* _What is being asked_
Go through the material underneath and show every line where the string "二手市场调研报告" occurs.

* _Extracted data_
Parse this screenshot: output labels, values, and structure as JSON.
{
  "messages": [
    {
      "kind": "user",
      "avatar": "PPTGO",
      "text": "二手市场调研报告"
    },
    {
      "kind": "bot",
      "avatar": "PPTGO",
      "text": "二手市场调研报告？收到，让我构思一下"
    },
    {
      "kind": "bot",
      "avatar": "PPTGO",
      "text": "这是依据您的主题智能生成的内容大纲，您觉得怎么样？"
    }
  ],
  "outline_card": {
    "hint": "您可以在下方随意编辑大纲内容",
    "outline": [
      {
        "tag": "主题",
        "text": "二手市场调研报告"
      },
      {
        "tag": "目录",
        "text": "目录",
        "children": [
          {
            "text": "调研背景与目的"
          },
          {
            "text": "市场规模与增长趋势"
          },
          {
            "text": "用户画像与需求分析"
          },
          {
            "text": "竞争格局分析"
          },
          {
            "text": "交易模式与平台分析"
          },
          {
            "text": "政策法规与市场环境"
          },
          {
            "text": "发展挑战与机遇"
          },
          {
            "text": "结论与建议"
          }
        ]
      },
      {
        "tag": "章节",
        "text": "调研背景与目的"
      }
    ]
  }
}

* _Result_
      "text": "二手市场调研报告"
      "text": "二手市场调研报告？收到，让我构思一下"
        "text": "二手市场调研报告"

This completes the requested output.